Patterns of Medication Use among Women Survivors of Intimate Partner Violence
Canadian Journal of Public Health
Objective: Our objective was to describe patterns of medication use in a convenience sample of 309 women with a history of intimate partner violence (IPV) participating in a study of women's health after leaving an abusive partner (WHES).
Methods: Using data collected through interviews and health assessments, frequencies of past-month use of medications; abuse experienced, health problems and medical diagnoses; and selected demographics were calculated. Associations among abuse history, employment status, health problems, diagnoses, and medications were explored. Comparisons of rates of medication use in women in the WHES and the Canadian Community Health Survey (CCHS) 2.1 were calculated.

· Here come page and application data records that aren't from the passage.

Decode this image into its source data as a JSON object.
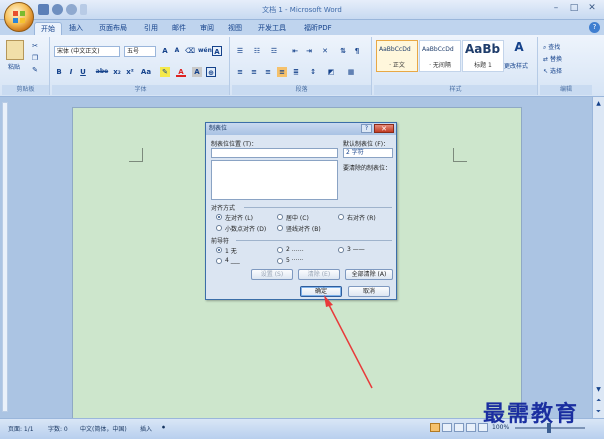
{
  "window": {
    "title": "文档 1 - Microsoft Word",
    "minimize": "–",
    "maximize": "□",
    "close": "✕"
  },
  "tabs": [
    "开始",
    "插入",
    "页面布局",
    "引用",
    "邮件",
    "审阅",
    "视图",
    "开发工具",
    "福昕PDF"
  ],
  "ribbon": {
    "clipboard": {
      "label": "剪贴板",
      "paste": "粘贴"
    },
    "font": {
      "label": "字体",
      "font_name": "宋体 (中文正文)",
      "font_size": "五号",
      "bold": "B",
      "italic": "I",
      "underline": "U",
      "strike": "abe",
      "sub": "x₂",
      "sup": "x²",
      "aa": "Aa",
      "grow": "A",
      "shrink": "A",
      "wen": "wén",
      "char_border": "A"
    },
    "paragraph": {
      "label": "段落"
    },
    "styles": {
      "label": "样式",
      "items": [
        {
          "sample": "AaBbCcDd",
          "name": "· 正文"
        },
        {
          "sample": "AaBbCcDd",
          "name": "· 无间隔"
        },
        {
          "sample": "AaBb",
          "name": "标题 1"
        }
      ],
      "change": "更改样式"
    },
    "editing": {
      "label": "编辑",
      "find": "查找",
      "replace": "替换",
      "select": "选择"
    }
  },
  "dialog": {
    "title": "制表位",
    "help": "?",
    "close": "✕",
    "tab_stop_label": "制表位位置 (T)：",
    "default_tab_label": "默认制表位 (F)：",
    "default_tab_value": "2 字符",
    "clear_label": "要清除的制表位：",
    "alignment_label": "对齐方式",
    "alignment": [
      "左对齐 (L)",
      "居中 (C)",
      "右对齐 (R)",
      "小数点对齐 (D)",
      "竖线对齐 (B)"
    ],
    "leader_label": "前导符",
    "leaders": [
      "1 无",
      "2 ……",
      "3 ——",
      "4 ___",
      "5 ······"
    ],
    "set_button": "设置 (S)",
    "clear_button": "清除 (E)",
    "clear_all_button": "全部清除 (A)",
    "ok_button": "确定",
    "cancel_button": "取消"
  },
  "statusbar": {
    "page": "页面: 1/1",
    "words": "字数: 0",
    "language": "中文(简体，中国)",
    "insert": "插入",
    "zoom": "100%"
  },
  "watermark": "最需教育",
  "colors": {
    "page_bg": "#cde6cc",
    "arrow": "#e83a3a",
    "dialog_title": "#a9c2e4"
  }
}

Findings: Almost half of participants were taking pain and/or psychotropic medications, with almost one third taking antidepressants. Child abuse history, adult sexual assault history and unemployment were associated with taking psychotropic medications. Overall rates of medication use were similar to those of Canadian women of similar age in the CCHS 2.1. However, women in the WHES were more likely to be taking antidepressants, anxiolytics and inhalants, and less likely to be taking oral contraceptives, over-the counter (OTC) pain relievers, and OTC cough and cold medications.
Conclusion: The pattern of medication use in women who have experienced IPV differs from that in the general population. The complex associations found among health problems, employment, diagnoses, and medication use highlight the need to consider treatment patterns within the context of the impact of lifetime abuse, economic survival, and parenting demands. Medication use must be understood as only one of a range of health interventions available to assist abused women to promote their health.